# Exercise goal
Look through the data below. Pick out the lines holding the string "путешествия".
====== Data excerpts ======
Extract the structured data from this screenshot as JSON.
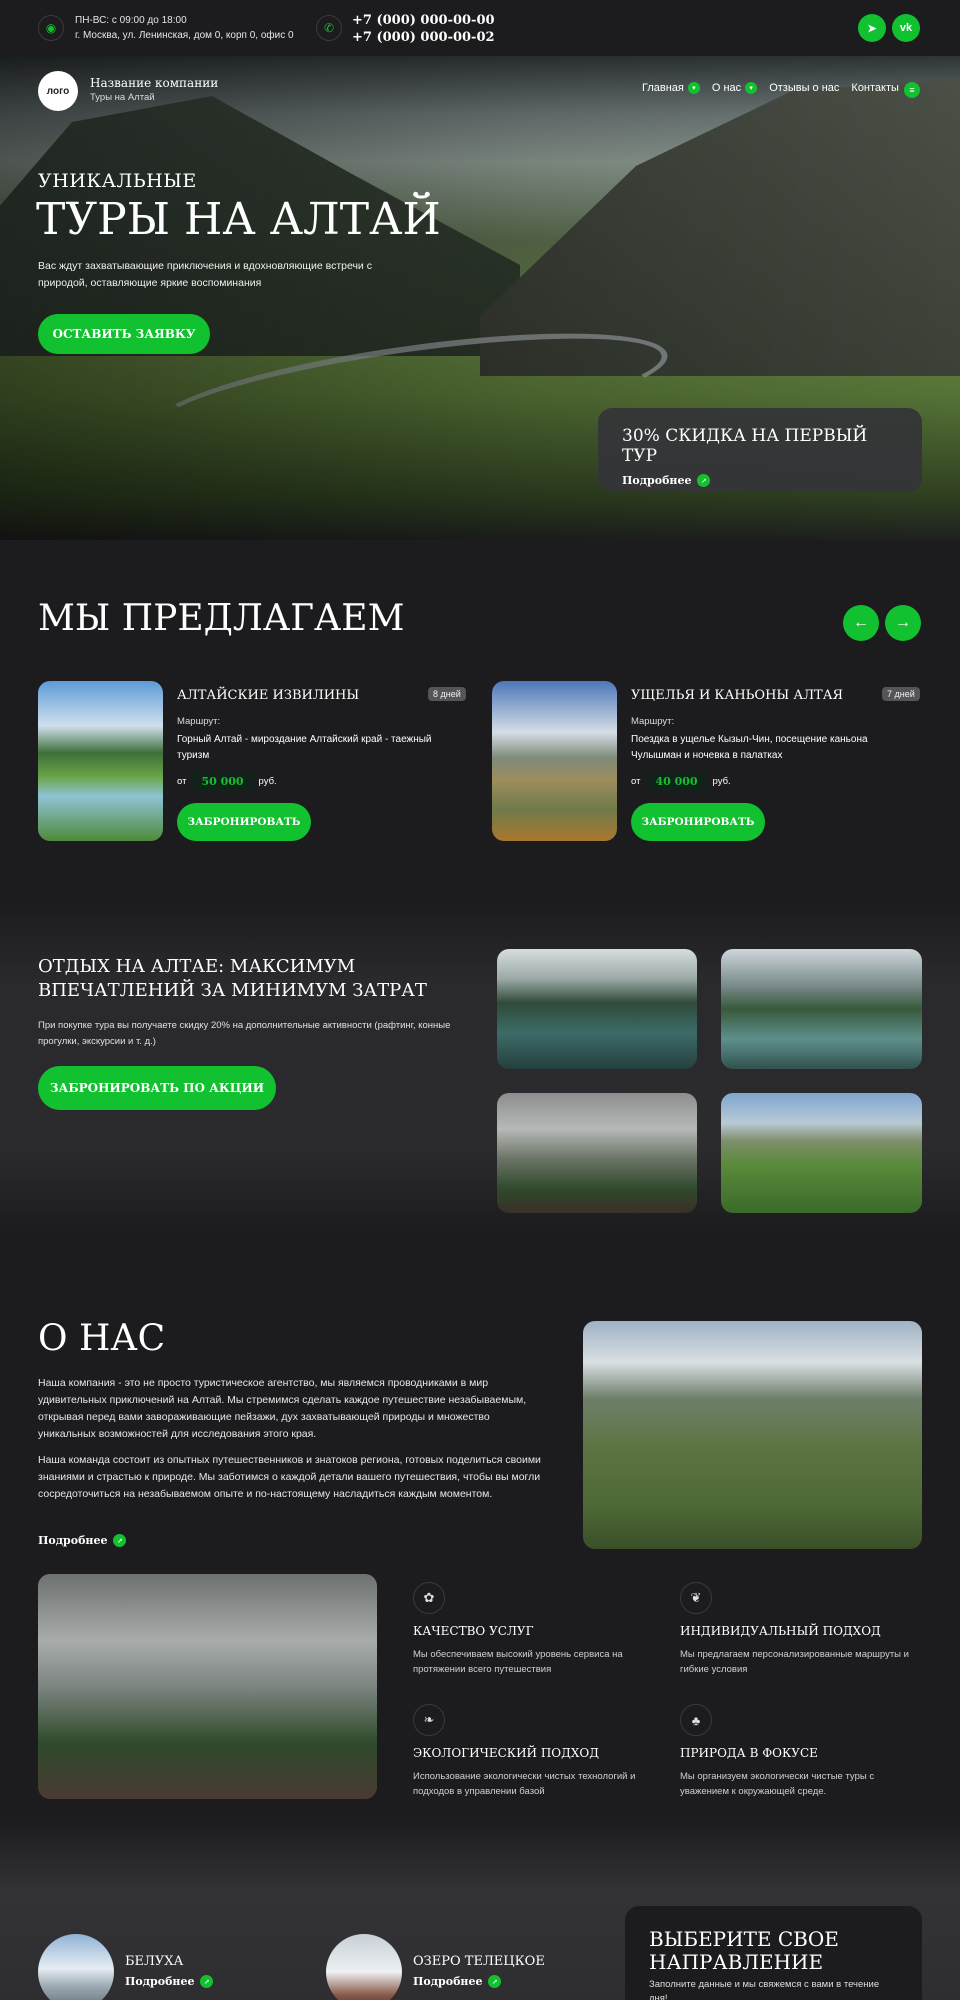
{
  "topbar": {
    "hours": "ПН-ВС: с 09:00 до 18:00",
    "address": "г. Москва, ул. Ленинская, дом 0, корп 0, офис 0",
    "phone1": "+7 (000) 000-00-00",
    "phone2": "+7 (000) 000-00-02",
    "telegram_icon": "telegram-icon",
    "vk_label": "vk"
  },
  "header": {
    "logo": "лого",
    "company_name": "Название компании",
    "tagline": "Туры на Алтай",
    "nav": [
      {
        "label": "Главная"
      },
      {
        "label": "О нас"
      },
      {
        "label": "Отзывы о нас"
      },
      {
        "label": "Контакты"
      }
    ]
  },
  "hero": {
    "kicker": "УНИКАЛЬНЫЕ",
    "title": "ТУРЫ НА АЛТАЙ",
    "subtitle": "Вас ждут захватывающие приключения и вдохновляющие встречи с природой, оставляющие яркие воспоминания",
    "cta": "ОСТАВИТЬ ЗАЯВКУ",
    "promo_title": "30% СКИДКА НА ПЕРВЫЙ ТУР",
    "promo_link": "Подробнее"
  },
  "offers": {
    "title": "МЫ ПРЕДЛАГАЕМ",
    "route_label": "Маршрут:",
    "price_prefix": "от",
    "currency": "руб.",
    "cards": [
      {
        "title": "АЛТАЙСКИЕ ИЗВИЛИНЫ",
        "days": "8 дней",
        "route": "Горный Алтай - мироздание Алтайский край - таежный туризм",
        "price": "50 000",
        "button": "ЗАБРОНИРОВАТЬ"
      },
      {
        "title": "УЩЕЛЬЯ И КАНЬОНЫ АЛТАЯ",
        "days": "7 дней",
        "route": "Поездка в ущелье Кызыл-Чин, посещение каньона Чулышман и ночевка в палатках",
        "price": "40 000",
        "button": "ЗАБРОНИРОВАТЬ"
      }
    ]
  },
  "deal": {
    "title_line1": "ОТДЫХ НА АЛТАЕ: МАКСИМУМ",
    "title_line2": "ВПЕЧАТЛЕНИЙ ЗА МИНИМУМ ЗАТРАТ",
    "text": "При покупке тура вы получаете скидку 20% на дополнительные активности (рафтинг, конные прогулки, экскурсии и т. д.)",
    "cta": "ЗАБРОНИРОВАТЬ ПО АКЦИИ"
  },
  "about": {
    "title": "О НАС",
    "p1": "Наша компания - это не просто туристическое агентство, мы являемся проводниками в мир удивительных приключений на Алтай. Мы стремимся сделать каждое путешествие незабываемым, открывая перед вами завораживающие пейзажи, дух захватывающей природы и множество уникальных возможностей для исследования этого края.",
    "p2": "Наша команда состоит из опытных путешественников и знатоков региона, готовых поделиться своими знаниями и страстью к природе. Мы заботимся о каждой детали вашего путешествия, чтобы вы могли сосредоточиться на незабываемом опыте и по-настоящему насладиться каждым моментом.",
    "link": "Подробнее",
    "features": [
      {
        "title": "КАЧЕСТВО УСЛУГ",
        "text": "Мы обеспечиваем высокий уровень сервиса на протяжении всего путешествия",
        "icon": "quality-icon"
      },
      {
        "title": "ИНДИВИДУАЛЬНЫЙ ПОДХОД",
        "text": "Мы предлагаем персонализированные маршруты и гибкие условия",
        "icon": "hands-icon"
      },
      {
        "title": "ЭКОЛОГИЧЕСКИЙ ПОДХОД",
        "text": "Использование экологически чистых технологий и подходов в управлении базой",
        "icon": "eco-icon"
      },
      {
        "title": "ПРИРОДА В ФОКУСЕ",
        "text": "Мы организуем экологически чистые туры с уважением к окружающей среде.",
        "icon": "trees-icon"
      }
    ]
  },
  "directions": {
    "items": [
      {
        "title": "БЕЛУХА",
        "link": "Подробнее"
      },
      {
        "title": "ОЗЕРО ТЕЛЕЦКОЕ",
        "link": "Подробнее"
      }
    ],
    "form_title_line1": "ВЫБЕРИТЕ СВОЕ",
    "form_title_line2": "НАПРАВЛЕНИЕ",
    "form_text": "Заполните данные и мы свяжемся с вами в течение дня!"
  }
}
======
# Task answer
    "p2": "Наша команда состоит из опытных путешественников и знатоков региона, готовых поделиться своими знаниями и страстью к природе. Мы заботимся о каждой детали вашего путешествия, чтобы вы могли сосредоточиться на незабываемом опыте и по-настоящему насладиться каждым моментом.",
        "text": "Мы обеспечиваем высокий уровень сервиса на протяжении всего путешествия",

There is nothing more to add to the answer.